A taste of paradise
Himalayan News Service
On the scale of a world map, Sri Lanka appears to hang like a tiny teardrop over the Indian Ocean. In reality though, this tropical isle is certainly no drop in the ocean. From north to south it has a maximum length of 435 km and at its widest point it measures 225 km, giving it a land area of 65,600 square km. At tropical beach level the thermometer soars into the mid 80 degree Fahrenheit but within four hours’ journey by road or rail, lies the breathtaking hill country where the temperature drops to 50 degree Fahrenheit. As quickly as the climate changes, so does the dramatic scenery. An equally short journey will bring you to the ruined cities of Sri Lanka’s ancient civilisation. On these journeys, one can see palm fringed beaches, a wealth of wildlife, exotic flora, plains and highlands, rivers, lakes and waterfalls. These are true beauties of Sri Lanka, a calm and serene countryside matched by an enticingly simple way of life.

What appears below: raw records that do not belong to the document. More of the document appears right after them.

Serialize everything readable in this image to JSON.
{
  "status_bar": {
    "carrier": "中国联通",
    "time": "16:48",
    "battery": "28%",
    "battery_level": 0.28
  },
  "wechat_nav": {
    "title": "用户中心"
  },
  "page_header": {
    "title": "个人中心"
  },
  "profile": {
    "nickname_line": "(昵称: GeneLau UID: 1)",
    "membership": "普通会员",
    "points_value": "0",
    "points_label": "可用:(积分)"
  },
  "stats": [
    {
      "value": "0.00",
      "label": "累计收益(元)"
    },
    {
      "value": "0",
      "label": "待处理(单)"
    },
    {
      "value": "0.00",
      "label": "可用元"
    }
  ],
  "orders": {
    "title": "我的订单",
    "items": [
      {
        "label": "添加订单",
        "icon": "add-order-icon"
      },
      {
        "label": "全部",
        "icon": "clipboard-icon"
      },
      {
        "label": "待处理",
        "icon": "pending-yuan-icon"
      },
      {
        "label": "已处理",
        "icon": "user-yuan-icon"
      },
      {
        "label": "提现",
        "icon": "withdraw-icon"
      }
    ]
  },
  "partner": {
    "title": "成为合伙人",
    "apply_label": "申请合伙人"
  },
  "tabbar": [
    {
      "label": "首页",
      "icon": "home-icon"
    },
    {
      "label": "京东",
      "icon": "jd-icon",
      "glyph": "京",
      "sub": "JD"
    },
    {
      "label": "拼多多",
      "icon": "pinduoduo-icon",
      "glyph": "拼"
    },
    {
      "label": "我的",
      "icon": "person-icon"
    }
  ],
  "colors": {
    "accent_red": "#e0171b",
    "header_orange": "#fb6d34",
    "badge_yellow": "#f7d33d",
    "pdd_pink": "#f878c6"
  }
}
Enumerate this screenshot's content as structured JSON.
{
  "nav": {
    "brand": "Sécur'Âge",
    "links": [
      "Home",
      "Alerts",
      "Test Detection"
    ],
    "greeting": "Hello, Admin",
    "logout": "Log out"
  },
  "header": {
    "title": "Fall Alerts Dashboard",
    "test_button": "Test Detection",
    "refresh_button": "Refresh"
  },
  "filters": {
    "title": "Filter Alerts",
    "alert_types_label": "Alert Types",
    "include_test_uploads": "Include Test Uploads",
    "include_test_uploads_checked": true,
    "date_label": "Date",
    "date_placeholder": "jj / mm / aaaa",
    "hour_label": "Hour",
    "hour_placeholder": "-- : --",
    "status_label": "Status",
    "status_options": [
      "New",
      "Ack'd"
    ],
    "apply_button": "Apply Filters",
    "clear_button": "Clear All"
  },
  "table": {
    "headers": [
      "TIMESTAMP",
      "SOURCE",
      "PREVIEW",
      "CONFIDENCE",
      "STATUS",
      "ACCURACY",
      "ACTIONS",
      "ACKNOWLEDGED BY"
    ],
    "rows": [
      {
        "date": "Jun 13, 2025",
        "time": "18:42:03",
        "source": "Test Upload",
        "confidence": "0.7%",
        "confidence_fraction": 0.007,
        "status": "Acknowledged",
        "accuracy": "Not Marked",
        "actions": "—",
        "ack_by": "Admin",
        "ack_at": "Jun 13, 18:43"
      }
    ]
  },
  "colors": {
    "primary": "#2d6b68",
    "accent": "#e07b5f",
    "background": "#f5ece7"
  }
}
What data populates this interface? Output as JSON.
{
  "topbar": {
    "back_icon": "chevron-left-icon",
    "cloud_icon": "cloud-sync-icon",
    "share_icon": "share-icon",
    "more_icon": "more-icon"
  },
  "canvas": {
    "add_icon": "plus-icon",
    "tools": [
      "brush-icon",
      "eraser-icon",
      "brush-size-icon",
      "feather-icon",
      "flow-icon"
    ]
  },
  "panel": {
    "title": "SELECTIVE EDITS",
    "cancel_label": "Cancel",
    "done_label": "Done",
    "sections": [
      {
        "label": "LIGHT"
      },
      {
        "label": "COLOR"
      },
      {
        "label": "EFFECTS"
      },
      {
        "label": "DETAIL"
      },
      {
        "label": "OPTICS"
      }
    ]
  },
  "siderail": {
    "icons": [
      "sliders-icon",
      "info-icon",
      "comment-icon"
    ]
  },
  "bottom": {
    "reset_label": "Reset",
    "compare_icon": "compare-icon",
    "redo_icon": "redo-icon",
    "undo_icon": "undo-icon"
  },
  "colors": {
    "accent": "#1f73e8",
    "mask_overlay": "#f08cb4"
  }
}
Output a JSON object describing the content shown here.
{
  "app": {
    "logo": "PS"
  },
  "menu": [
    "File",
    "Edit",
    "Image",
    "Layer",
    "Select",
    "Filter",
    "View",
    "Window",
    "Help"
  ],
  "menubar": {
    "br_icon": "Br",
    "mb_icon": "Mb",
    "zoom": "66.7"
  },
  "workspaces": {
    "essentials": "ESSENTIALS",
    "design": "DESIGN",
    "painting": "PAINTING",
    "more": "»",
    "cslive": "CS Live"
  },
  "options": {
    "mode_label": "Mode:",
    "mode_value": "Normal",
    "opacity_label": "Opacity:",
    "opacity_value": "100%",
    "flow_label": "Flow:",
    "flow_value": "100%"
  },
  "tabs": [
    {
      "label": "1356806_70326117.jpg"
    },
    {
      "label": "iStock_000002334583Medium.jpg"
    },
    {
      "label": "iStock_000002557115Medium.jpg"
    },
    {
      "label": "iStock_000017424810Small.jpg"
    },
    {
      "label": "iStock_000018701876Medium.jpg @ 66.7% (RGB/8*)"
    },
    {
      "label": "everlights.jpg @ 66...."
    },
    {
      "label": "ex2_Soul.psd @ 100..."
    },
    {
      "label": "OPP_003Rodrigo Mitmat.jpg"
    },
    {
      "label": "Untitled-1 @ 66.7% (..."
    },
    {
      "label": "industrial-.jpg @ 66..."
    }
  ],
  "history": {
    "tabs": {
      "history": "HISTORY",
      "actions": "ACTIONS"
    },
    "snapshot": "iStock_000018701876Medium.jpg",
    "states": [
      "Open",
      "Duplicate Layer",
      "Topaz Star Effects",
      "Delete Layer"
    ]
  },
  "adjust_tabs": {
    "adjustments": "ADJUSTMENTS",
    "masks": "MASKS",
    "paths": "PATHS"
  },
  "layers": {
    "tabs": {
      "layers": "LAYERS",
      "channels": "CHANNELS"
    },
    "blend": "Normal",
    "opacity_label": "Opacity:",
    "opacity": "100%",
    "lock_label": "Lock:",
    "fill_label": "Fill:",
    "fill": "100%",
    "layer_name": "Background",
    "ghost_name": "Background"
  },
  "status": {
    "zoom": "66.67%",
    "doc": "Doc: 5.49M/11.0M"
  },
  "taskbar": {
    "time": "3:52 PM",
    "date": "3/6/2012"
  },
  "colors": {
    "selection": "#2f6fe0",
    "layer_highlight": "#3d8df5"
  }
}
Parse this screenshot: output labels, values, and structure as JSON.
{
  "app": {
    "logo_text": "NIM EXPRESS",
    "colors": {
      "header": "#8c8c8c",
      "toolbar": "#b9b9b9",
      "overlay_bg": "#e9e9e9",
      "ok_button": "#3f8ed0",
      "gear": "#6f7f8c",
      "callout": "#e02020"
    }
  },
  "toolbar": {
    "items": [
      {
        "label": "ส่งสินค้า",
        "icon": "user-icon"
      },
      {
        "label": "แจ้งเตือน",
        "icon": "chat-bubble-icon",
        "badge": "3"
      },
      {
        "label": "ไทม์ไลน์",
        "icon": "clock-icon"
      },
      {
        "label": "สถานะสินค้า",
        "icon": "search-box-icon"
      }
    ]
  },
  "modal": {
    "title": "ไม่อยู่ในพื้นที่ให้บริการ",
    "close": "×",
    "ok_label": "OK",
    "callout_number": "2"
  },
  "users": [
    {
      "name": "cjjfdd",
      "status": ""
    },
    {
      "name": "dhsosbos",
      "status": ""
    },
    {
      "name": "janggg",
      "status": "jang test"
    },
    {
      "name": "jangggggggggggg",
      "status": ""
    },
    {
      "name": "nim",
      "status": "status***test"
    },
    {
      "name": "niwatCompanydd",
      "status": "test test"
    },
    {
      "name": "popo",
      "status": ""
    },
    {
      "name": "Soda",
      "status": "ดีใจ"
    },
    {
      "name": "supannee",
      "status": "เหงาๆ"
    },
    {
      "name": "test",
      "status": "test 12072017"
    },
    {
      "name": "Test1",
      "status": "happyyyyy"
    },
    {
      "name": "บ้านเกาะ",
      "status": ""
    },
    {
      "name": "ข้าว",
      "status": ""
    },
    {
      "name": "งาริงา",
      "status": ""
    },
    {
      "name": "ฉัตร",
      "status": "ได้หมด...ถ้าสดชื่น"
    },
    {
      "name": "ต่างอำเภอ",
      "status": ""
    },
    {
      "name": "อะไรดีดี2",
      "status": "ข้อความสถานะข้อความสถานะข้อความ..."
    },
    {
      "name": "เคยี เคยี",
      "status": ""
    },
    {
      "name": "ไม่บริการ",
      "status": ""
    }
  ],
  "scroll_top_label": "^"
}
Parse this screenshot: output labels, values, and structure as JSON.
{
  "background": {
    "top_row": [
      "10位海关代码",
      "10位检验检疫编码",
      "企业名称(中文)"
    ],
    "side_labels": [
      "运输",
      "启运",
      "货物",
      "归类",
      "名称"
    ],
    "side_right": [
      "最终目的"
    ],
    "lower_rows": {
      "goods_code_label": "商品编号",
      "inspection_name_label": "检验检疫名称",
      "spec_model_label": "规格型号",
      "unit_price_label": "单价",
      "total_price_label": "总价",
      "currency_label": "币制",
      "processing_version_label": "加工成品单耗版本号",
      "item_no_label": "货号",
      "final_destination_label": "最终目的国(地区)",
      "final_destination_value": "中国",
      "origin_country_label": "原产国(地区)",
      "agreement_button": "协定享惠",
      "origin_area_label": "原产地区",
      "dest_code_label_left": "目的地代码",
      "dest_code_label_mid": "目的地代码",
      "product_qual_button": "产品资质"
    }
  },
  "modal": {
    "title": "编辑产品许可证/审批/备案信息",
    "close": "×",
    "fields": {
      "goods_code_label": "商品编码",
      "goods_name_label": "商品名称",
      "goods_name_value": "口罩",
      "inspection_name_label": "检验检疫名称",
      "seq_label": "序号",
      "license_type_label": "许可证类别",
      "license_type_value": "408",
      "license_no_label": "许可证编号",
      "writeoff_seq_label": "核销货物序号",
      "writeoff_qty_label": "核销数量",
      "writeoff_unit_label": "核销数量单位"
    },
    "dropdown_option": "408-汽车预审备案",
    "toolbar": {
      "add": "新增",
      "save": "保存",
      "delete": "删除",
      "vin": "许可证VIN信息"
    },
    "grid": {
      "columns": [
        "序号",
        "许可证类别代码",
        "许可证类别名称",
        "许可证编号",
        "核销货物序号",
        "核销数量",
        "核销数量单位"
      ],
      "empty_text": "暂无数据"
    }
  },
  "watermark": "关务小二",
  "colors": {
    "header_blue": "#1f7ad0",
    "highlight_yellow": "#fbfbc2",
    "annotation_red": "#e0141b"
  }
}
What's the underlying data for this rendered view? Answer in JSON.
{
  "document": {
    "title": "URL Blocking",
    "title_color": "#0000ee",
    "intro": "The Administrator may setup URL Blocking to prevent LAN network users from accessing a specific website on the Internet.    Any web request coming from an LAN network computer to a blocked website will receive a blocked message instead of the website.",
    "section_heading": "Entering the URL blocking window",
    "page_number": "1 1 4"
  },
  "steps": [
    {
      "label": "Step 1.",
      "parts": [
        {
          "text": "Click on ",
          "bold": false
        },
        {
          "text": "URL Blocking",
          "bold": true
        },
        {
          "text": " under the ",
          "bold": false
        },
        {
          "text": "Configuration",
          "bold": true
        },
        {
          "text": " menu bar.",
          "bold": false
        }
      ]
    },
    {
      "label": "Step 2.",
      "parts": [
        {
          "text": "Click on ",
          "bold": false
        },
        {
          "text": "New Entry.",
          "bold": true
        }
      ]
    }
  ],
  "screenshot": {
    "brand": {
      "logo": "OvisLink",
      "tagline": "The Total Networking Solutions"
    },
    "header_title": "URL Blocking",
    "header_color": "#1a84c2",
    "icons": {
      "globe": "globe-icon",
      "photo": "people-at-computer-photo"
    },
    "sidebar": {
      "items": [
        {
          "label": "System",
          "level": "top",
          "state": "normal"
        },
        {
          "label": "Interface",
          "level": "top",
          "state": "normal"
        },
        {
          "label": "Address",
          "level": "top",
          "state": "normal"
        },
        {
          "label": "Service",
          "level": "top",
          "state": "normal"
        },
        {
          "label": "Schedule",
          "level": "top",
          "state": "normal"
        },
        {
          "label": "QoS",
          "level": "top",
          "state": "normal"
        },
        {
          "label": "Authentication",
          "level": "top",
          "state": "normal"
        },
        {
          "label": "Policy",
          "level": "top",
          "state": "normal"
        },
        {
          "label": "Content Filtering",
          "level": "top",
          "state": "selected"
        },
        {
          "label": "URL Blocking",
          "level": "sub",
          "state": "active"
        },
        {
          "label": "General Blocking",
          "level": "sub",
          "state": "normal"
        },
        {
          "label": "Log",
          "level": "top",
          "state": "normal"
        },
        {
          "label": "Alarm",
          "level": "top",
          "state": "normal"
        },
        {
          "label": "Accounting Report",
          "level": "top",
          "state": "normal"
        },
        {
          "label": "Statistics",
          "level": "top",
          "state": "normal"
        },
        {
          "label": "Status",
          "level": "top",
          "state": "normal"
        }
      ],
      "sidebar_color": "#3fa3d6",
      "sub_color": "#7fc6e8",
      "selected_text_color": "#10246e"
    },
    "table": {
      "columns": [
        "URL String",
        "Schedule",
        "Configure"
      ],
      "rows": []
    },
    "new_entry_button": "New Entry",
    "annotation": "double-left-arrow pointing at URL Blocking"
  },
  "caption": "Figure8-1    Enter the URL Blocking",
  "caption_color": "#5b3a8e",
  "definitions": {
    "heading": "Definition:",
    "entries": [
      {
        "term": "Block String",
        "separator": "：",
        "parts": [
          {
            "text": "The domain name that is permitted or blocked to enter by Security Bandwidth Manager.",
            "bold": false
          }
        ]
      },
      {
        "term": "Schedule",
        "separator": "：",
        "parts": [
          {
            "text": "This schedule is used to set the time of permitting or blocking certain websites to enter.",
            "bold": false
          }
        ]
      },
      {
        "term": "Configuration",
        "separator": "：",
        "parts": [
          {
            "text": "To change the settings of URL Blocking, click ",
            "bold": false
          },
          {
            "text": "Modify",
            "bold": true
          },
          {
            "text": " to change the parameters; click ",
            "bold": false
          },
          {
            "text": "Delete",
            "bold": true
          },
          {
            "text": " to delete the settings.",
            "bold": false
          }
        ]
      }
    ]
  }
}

Different religions and ethnic groups live side by side in total harmony in a democratic society. Sri Lanka offers endless miles of perfect golden sand fringed by swaying coconut palms. Favourite resorts are everyone’s idea of a tropical paradise. Sri Lanka inspires a beautiful lethargy. For the more energetic, there is water skiing, sailing, surfing, scuba diving and deep sea fishing. Religion and culture are totally interwoven in Sri Lanka — Buddhist temples, Hindu kovils, mosques and churches stand together in religious harmony. The sacred city of Anuradhapura, founded in the fifth century BC is venerated as the capital city of Buddhism. The sacred Bo Tree grown from a sapling of the tree, under which the Buddha attained enlightenment, is the oldest living tree in documented history. In its vicinity are the remains of the Brazen Palace, the towering Ruwanweliseya Dagaba, the Seated Buddha, Temples, Palaces and Parks — all of which bear testimony to a proud and imaginative people.
Sri Lanka is a beautiful, colourful mixture of religious, cultures, races and geography —the tropical meeting place of old and new. The island has some of the finest international hotels — with prices to suit all pockets — where modern-day luxuries are matched by traditional hospitality and charm. The cuisine can be cosmopolitan or indigenous. Naturally enough fresh seafood is a specialty of the island — with lobster, crab, prawn and squid heading the extensive menus. But for a taste of traditional Sri Lanka, there is a full range of local dishes including spiced curry and rice, plus a profusion of delicious fruits — mangoes, bananas, pineapples, mangoteens, avocado, papaya and of course, ‘Ceylon Tea’ — the finest flavour in the world.
For an evening’s entertainment, there are the regular performances by traditional musicians, singers, drummers and dancers. For the sportsman, Sri Lanka provides an abundance of aquatic sports — scuba diving, surfing, angling and deep — sea fishing, as well as golf, tennis and the more conventional pastimes. Sri Lanka is veritable treasure trove of rubies, sapphires, zircons, gamets, amethysts, topaz and cat’s eyes. The street markets and craft centres also offer a wide choice of gifts and souvenirs — batiks and carved masks, jewellery and curios, silver, brass and copper ware and spices. Sri Lanka is a happy island — a land of smiling people. Everywhere there is the colour and fragrance of tropical vegetation. Whether you are bargain hunting in the Pettah (bazaar) of Colombo, marvelling at the ancient cities, sipping tea, in the hill country, soaking up the sun on some near deserted beach or strolling in the countryside, you will find that people are always friendly and outgoing. Although predominantly Sinhalese, Sri Lanka also has other ethnic groups — Tamils, Moors, Malays and descendants of the Dutch, Portuguese and British as well as a small aboriginal community of Veddahs. Over the centuries they have learnt to respect their cultural differences and are justly proud of their past. Wherever you go, you will find the traditional welcome- “Ayubowan” — may you live long.